→ The task
Find the line that contains "What's the underlying" in the records below, then repeat exactly that line and each one after it, leaving pictures out.

*** Opening Supplied information ***

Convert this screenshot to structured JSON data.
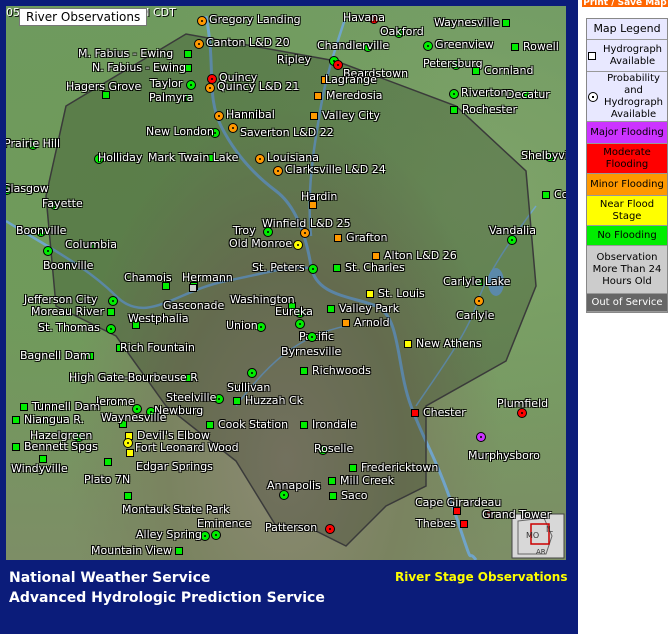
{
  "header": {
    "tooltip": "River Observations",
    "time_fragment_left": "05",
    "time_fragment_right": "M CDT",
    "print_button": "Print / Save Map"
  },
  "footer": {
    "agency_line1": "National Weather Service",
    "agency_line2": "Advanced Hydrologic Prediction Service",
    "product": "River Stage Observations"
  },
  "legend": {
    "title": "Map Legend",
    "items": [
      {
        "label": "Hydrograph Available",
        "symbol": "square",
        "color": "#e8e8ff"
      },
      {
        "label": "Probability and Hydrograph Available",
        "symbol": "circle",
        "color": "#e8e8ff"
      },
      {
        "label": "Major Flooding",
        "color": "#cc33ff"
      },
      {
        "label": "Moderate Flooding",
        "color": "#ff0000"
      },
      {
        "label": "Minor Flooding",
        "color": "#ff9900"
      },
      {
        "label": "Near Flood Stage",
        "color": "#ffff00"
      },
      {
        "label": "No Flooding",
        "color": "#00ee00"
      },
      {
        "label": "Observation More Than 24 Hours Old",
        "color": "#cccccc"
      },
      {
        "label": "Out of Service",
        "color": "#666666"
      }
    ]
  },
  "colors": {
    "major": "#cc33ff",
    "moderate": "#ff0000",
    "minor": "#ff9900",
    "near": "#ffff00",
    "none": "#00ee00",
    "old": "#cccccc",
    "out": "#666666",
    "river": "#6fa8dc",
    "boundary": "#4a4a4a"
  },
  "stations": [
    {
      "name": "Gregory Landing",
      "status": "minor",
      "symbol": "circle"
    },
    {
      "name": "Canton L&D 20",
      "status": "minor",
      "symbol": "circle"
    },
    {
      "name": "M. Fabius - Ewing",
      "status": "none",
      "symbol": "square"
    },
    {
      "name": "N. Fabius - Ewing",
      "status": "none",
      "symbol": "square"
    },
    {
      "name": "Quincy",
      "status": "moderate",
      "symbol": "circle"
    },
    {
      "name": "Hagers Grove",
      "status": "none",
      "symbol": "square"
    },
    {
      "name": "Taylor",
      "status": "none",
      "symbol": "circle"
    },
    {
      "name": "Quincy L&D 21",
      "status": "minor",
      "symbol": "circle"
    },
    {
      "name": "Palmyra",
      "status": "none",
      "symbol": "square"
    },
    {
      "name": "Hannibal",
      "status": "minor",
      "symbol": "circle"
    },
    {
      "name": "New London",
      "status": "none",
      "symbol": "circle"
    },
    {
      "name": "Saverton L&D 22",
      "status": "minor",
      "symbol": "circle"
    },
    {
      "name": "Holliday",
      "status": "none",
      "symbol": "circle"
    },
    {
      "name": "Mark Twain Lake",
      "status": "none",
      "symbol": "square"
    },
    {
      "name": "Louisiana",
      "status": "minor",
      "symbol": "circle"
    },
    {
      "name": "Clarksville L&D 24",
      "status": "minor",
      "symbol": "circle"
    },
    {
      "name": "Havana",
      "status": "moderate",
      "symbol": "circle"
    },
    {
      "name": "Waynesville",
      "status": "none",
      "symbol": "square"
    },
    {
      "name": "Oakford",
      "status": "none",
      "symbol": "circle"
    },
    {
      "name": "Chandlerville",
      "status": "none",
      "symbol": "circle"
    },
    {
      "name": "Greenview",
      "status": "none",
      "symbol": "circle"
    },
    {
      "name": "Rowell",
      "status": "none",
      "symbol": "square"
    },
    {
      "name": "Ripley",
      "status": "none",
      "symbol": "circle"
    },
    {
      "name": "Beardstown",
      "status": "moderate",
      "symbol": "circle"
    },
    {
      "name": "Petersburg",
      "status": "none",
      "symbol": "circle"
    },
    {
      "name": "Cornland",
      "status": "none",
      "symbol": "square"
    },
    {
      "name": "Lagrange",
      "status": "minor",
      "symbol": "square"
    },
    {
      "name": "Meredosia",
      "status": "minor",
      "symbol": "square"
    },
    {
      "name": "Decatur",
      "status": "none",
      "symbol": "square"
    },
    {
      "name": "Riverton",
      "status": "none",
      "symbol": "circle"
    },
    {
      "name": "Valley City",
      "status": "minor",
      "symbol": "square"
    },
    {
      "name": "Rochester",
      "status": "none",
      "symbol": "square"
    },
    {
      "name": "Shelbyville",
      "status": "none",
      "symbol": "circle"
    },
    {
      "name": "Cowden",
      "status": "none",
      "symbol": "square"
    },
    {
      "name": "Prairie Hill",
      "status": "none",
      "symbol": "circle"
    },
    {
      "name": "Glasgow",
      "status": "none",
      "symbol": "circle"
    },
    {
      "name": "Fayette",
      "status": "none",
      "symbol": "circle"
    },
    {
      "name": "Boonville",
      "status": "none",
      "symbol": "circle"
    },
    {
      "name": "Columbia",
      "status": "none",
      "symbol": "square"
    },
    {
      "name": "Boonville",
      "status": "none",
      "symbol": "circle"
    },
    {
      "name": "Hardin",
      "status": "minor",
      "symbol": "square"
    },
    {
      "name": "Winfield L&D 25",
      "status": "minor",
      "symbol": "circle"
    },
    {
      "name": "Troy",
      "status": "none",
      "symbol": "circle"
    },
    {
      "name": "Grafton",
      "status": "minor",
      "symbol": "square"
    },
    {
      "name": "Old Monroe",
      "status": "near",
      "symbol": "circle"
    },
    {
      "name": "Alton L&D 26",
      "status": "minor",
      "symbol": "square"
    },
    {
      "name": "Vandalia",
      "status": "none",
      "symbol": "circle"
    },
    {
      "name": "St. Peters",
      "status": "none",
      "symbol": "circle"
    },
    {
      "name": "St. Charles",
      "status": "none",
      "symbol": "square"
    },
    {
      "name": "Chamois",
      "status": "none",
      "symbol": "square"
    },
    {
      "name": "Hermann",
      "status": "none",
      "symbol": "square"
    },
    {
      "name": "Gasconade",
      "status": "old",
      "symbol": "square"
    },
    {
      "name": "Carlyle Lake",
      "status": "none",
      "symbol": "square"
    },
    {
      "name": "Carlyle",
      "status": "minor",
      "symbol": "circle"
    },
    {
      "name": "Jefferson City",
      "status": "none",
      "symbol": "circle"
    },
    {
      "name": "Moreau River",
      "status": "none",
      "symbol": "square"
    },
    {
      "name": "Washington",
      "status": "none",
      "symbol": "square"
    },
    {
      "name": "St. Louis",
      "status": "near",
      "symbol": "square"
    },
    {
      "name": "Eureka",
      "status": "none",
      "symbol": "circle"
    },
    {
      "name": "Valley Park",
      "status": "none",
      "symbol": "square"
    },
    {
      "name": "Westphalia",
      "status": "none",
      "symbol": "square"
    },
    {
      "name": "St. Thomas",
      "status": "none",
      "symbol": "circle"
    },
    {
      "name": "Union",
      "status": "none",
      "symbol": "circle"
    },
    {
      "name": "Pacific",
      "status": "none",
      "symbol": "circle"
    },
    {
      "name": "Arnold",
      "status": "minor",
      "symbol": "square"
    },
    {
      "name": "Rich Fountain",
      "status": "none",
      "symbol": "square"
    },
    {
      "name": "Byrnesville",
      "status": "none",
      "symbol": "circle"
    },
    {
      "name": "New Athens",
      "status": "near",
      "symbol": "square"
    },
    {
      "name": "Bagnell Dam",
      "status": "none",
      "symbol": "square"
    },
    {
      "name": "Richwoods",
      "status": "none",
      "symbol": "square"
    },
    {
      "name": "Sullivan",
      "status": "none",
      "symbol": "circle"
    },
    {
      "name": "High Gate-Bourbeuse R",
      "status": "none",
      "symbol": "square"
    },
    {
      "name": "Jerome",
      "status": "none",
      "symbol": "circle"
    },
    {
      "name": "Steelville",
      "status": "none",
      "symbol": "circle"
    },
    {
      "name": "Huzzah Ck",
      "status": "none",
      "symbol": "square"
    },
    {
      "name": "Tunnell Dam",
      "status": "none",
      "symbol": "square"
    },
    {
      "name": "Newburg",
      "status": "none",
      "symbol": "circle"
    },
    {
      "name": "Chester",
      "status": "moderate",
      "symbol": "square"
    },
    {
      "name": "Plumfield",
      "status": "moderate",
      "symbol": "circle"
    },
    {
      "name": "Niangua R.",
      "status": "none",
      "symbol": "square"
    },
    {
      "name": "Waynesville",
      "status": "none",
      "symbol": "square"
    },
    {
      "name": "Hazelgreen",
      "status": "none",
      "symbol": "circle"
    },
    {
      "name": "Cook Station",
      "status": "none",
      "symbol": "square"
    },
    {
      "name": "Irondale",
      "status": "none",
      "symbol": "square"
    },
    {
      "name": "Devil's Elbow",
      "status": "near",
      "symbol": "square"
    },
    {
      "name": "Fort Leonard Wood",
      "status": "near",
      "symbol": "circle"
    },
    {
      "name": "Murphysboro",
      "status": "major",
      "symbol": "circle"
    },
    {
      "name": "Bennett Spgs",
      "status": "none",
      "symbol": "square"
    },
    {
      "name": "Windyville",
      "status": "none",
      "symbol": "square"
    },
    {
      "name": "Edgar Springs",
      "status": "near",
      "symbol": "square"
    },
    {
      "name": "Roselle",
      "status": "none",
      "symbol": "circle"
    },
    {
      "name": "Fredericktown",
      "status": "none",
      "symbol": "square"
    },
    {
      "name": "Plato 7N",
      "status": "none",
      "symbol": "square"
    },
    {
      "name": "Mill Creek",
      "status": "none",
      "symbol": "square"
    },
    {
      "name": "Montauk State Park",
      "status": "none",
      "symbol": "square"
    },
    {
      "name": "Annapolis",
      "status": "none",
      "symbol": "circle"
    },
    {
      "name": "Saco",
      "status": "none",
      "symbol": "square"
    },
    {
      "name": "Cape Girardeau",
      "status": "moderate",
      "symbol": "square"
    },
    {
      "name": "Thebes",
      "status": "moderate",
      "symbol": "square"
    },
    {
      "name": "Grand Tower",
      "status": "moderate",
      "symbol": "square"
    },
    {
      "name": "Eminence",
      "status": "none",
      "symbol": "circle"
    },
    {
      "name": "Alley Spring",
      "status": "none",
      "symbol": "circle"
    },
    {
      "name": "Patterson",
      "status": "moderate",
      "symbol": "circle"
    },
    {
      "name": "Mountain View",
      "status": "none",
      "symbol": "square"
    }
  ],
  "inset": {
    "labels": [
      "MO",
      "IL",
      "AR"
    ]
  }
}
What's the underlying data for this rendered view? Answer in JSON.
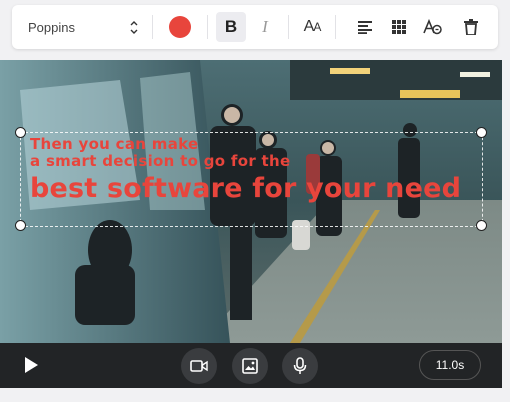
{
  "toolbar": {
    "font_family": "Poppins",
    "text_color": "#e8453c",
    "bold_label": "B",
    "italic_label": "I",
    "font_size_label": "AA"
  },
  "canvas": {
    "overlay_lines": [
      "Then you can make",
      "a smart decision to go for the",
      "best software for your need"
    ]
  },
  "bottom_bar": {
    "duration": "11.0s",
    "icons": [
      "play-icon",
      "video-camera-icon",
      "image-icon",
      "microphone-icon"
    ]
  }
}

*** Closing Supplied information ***

→ Solution to the problem
What's the underlying data for this rendered view? Answer in JSON.
{
  "toolbar": {
    "font_family": "Poppins",
    "text_color": "#e8453c",
    "bold_label": "B",
    "italic_label": "I",
    "font_size_label": "AA"
  },
  "canvas": {
    "overlay_lines": [
      "Then you can make",
      "a smart decision to go for the",
      "best software for your need"
    ]
  },
  "bottom_bar": {
    "duration": "11.0s",
    "icons": [
      "play-icon",
      "video-camera-icon",
      "image-icon",
      "microphone-icon"
    ]
  }
}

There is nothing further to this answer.